  47. Are There Different Styles of Resumes? • Yes, there are three resumes styles. The chronological and functional styles have been around for a long time. • Employers today are requesting the targeted style. • Click on the resume type to see an example. • This workshop focuses on developing a targeted resume. We are not recommending that you follow these examples. • It is important that your resume be unique

  48. Which Style is Recommended for College Students? • Texas A&M- University Kingsville Career & Counseling Services recommends doing a TARGETED resume, although some circumstances dictate a more generic approach. Types of Resume • Chronological • Functional • Targeted

  49. How Do I Get Started? • Get a job announcement or description for the job, or type of job, you are seeking, if possible. • Make a list of all co-curricular activities you are involved in (clubs, Greek organizations, honor organizations, major-specific fraternities, intramurals, etc.) • Compile a list of all community activities of which you are a part (PTA, church committees, social clubs, volunteer work, etc.) • Gather together job descriptions from your past positions. If you haven’t saved copies of these, you should from now on! • List what things friends/relatives/peers come to you for help with.
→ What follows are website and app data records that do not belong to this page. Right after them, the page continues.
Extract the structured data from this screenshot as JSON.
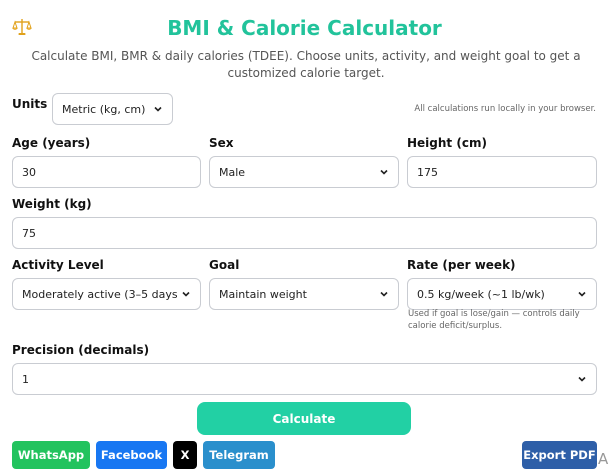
{
  "header": {
    "title": "BMI & Calorie Calculator",
    "subtitle": "Calculate BMI, BMR & daily calories (TDEE). Choose units, activity, and weight goal to get a customized calorie target."
  },
  "units": {
    "label": "Units",
    "selected": "Metric (kg, cm)",
    "note": "All calculations run locally in your browser."
  },
  "fields": {
    "age": {
      "label": "Age (years)",
      "value": "30"
    },
    "sex": {
      "label": "Sex",
      "value": "Male"
    },
    "height": {
      "label": "Height (cm)",
      "value": "175"
    },
    "weight": {
      "label": "Weight (kg)",
      "value": "75"
    },
    "activity": {
      "label": "Activity Level",
      "value": "Moderately active (3–5 days/w"
    },
    "goal": {
      "label": "Goal",
      "value": "Maintain weight"
    },
    "rate": {
      "label": "Rate (per week)",
      "value": "0.5 kg/week (~1 lb/wk)",
      "hint": "Used if goal is lose/gain — controls daily calorie deficit/surplus."
    },
    "precision": {
      "label": "Precision (decimals)",
      "value": "1"
    }
  },
  "actions": {
    "calculate": "Calculate",
    "whatsapp": "WhatsApp",
    "facebook": "Facebook",
    "x": "X",
    "telegram": "Telegram",
    "export_pdf": "Export PDF"
  },
  "corner_glyph": "A",
  "colors": {
    "accent": "#22c39b",
    "calculate": "#22d0a4",
    "whatsapp": "#22c35e",
    "facebook": "#1877f2",
    "x": "#000000",
    "telegram": "#2a8fcc",
    "export_pdf": "#2e5fa8"
  },
  "icons": {
    "logo": "scale-icon",
    "dropdown": "chevron-down-icon"
  }
}
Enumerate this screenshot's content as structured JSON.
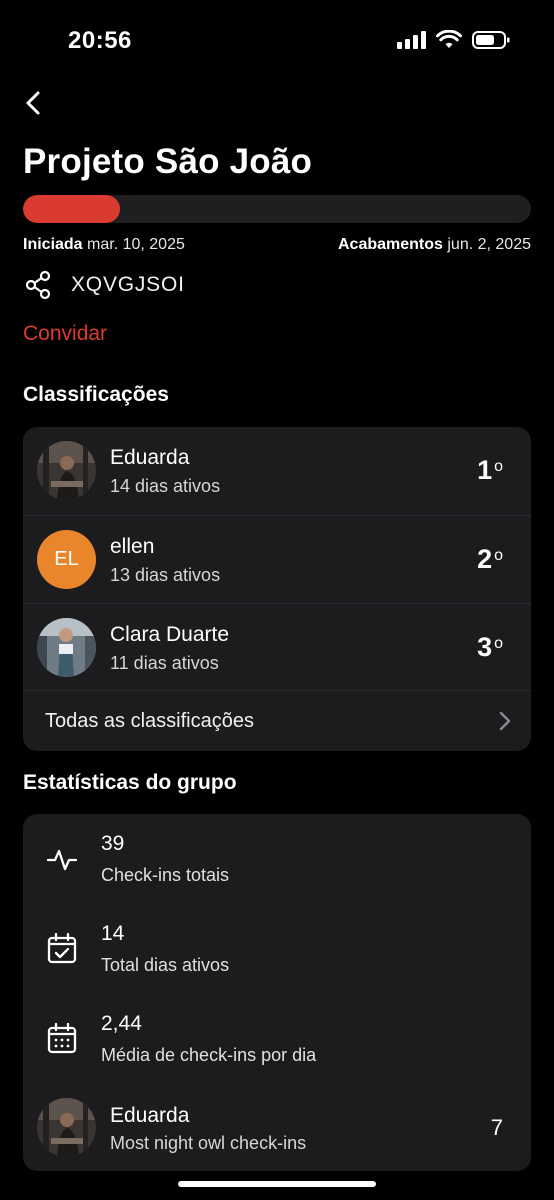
{
  "status_bar": {
    "time": "20:56"
  },
  "header": {
    "title": "Projeto São João"
  },
  "progress": {
    "fraction": 0.19,
    "color": "#d93b30"
  },
  "dates": {
    "start_label": "Iniciada",
    "start_value": "mar. 10, 2025",
    "end_label": "Acabamentos",
    "end_value": "jun. 2, 2025"
  },
  "invite": {
    "share_icon": "share-icon",
    "code": "XQVGJSOI",
    "invite_label": "Convidar"
  },
  "rankings": {
    "title": "Classificações",
    "items": [
      {
        "name": "Eduarda",
        "sub": "14 dias ativos",
        "position": "1",
        "suffix": "o",
        "avatar": "photo"
      },
      {
        "name": "ellen",
        "sub": "13 dias ativos",
        "position": "2",
        "suffix": "o",
        "avatar": "initials",
        "initials": "EL",
        "avatar_color": "#e9862b"
      },
      {
        "name": "Clara Duarte",
        "sub": "11 dias ativos",
        "position": "3",
        "suffix": "o",
        "avatar": "photo"
      }
    ],
    "all_label": "Todas as classificações"
  },
  "stats": {
    "title": "Estatísticas do grupo",
    "items": [
      {
        "icon": "activity-icon",
        "value": "39",
        "label": "Check-ins totais"
      },
      {
        "icon": "calendar-check-icon",
        "value": "14",
        "label": "Total dias ativos"
      },
      {
        "icon": "calendar-grid-icon",
        "value": "2,44",
        "label": "Média de check-ins por dia"
      }
    ],
    "highlight": {
      "name": "Eduarda",
      "label": "Most night owl check-ins",
      "value": "7"
    }
  }
}
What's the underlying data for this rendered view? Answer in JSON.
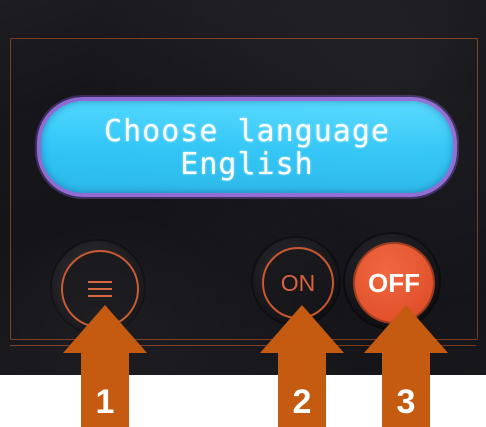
{
  "lcd": {
    "line1": "Choose language",
    "line2": "English"
  },
  "buttons": {
    "menu_icon": "menu-icon",
    "on_label": "ON",
    "off_label": "OFF"
  },
  "callouts": {
    "arrow1": "1",
    "arrow2": "2",
    "arrow3": "3"
  },
  "colors": {
    "lcd_bg": "#2dc4f5",
    "lcd_border": "#8d69d2",
    "button_accent": "#d8603a",
    "off_fill": "#e2512b",
    "arrow": "#c55a11"
  }
}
This may assist you in identifying strengths you would not otherwise recognize in yourself.

  50. What Must I Have on My Resume? • Name •  Address •  Phone number • Education •  Profile or Summary of Qualifications •  Experience